The reason Nietzsche remains my favorite antagonist is that he was a Phenomenologist before the advent of modern Phenomenology. Unlike most philosophers, he does not like defining and systematizing “what is truth.” In fact, he seems to despise that mode of philosophizing, as well as the notion of truth itself. On the contrary, he is one who speaks through the voice of the phenomenon itself and gets frustrated that the rest of us do not understand his language.
“But I live in my own light, I drink back into myself the flames that break from me. I do not know the joy of the receiver; and I have often dreamed that stealing must be more blessed than receiving. It is my poverty that my hand never rests from giving; it is my envy that I see expectant eyes and illumined nights of desire. Oh wretchedness of all givers! Oh eclipse of my sun! Oh craving for desire! Oh ravenous hunger in satiety! They take from me: but do I yet touch their souls? A gulf stands between giving and receiving; and the smallest gulf must be bridged at last.”
~ Nietzsche, Friedrich. Thus Spoke Zarathustra (p. 129). Penguin Books Ltd. Kindle Edition.
His preference for sharing a first-hand experience of the Übermensch phenomenon is precisely the same mode as we prefer in our first-hand experience of RoyaumeFrance, though with dramatically different outcomes. Nietzsche gives himself away as a phenomenologist by his enthusiasm and zeal, similar to our own. He also seeks solitude , as do we, because he simply cannot reach us though he desires terribly to do so.
“It is night: ah, that I must be light! And thirst for the things of night! And solitude! It is night: now my longing breaks from me like a well-spring – I long for speech. It is night: now do all leaping fountains speak louder. And my soul too is a leaping fountain. It is night: only now do all songs of lovers awaken. And my soul too is the song of a lover.”

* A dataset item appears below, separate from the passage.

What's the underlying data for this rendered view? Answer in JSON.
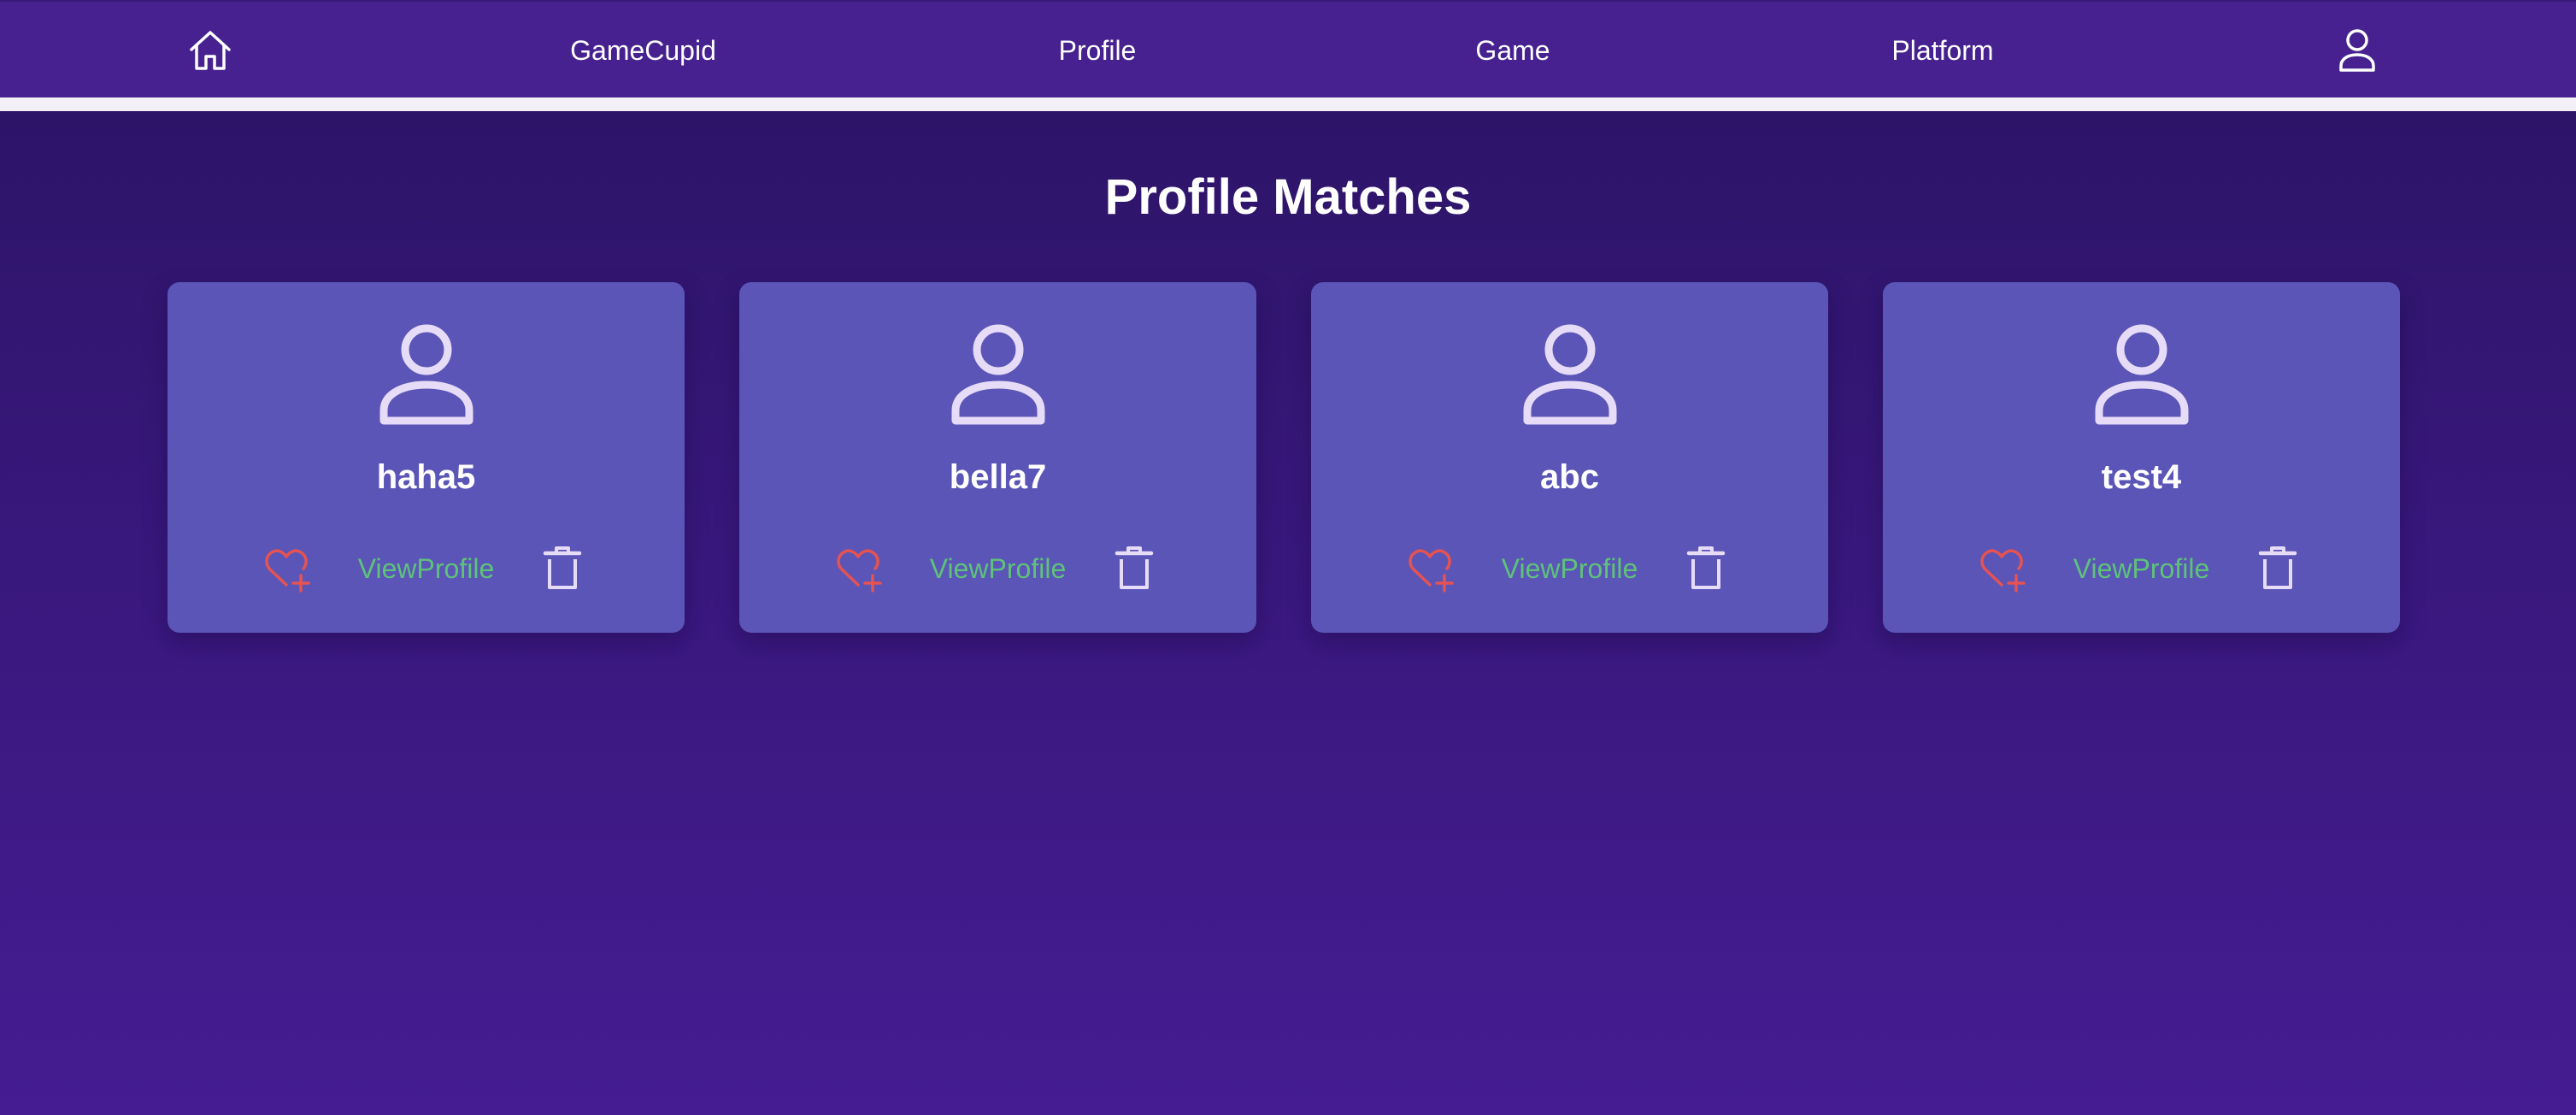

He is creative, visionary, and romantic, similarly to us. However, he sulks in solitude because we are not capable of realizing, or even worse in Nietzsche’s mind, of desiring his Superman. So, he will go into solitude, into the forest, and onto the mountain. There, he grieves in silence. He has nowhere to go, no one with whom he can relate.
We are empathetic. The most troublesome challenge for the phenomenologist is that of communicating what cannot be communicated, to appeal appropriately to the objective through our own subjectivity so that others may access it for what it is. St. Teresa Benedicta of the Cross, Edith Stein, saw this as the essence of Phenomenology.
“As a phenomenologist she knew that everything objective must be accessed appropriately so that it can show itself as what it is.”
~ Introduction to Edith Stein. Potency and Act (The Collected Works of Edith Stein) (Kindle Locations 207-208). Kindle Edition.
We share that pain with Friedrich Nietzsche. We, too, are led into the solitude of the mountain. However, we are on a very different mountain, far away, with a very different environment. We wish only that Nietzsche would join us.
I looked at Joan of Arc, as we stood to move along
The mystery of her life no longer locked away
Her soul and that of Thérèse, both given to God in love
By sacrificing all for Him
Asking, neither one, for anything save union with Jesus
We started forward again, in peaceful silence
My feet were dry, and I felt well rested
I had never spoken a word, and this was good
For looking up ahead I could see majestic mountains
With snow and treacherous passes
~ Adams, Walter. Little Flowers and Fiery Towers: Poems and poetic prose in honor of St. Thérèse of Lisieux and St. Joan of Arc (pp. 85-86). Joan and Thérèse Publications. Kindle Edition.
Nietzsche is fire with no place, no one, to ignite and share in its raw passion. This, it seems, is his end with no answer save for the one path out – being consumed alone by that fire in the evolution of the Superman. Our fire, equally difficult to translate, also consumes but through a radically different medium. Our fire consumes through Surrender rather than Superman. Those who surrender ignite us, and we, in turn, ignite others.
That we could ignite Nietzsche and that his Superman might yield to Surrender…
Whence comes this fire
Whence comes this fire that burns eternally?
Immovable in essential dignity
Majestic flames that leap from age to age
Unchangeable, the source of beauty made
The flame of these most beautiful to me
Is that by Joan of Arc from Domremy
Her shadows flicker, loving ardor of fire
Thawing cold, frozen souls beside the pyre
Whence comes this flame consuming Joan of Arc?
I start to walk away with broken heart
But Jesus calls in haste for me to turn
To see her fire erupt in holy yearn
The fires of hate transformed to love by grace
Into that fire of Christ that mocks death’s claim
As Joan was lifted high in blinding arcs
I caught by glance her blowing me a spark
~ Adams, Walter. Little Flowers and Fiery Towers: Poems and poetic prose in honor of St. Thérèse of Lisieux and St. Joan of Arc (p. 87). Joan and Thérèse Publications. Kindle Edition.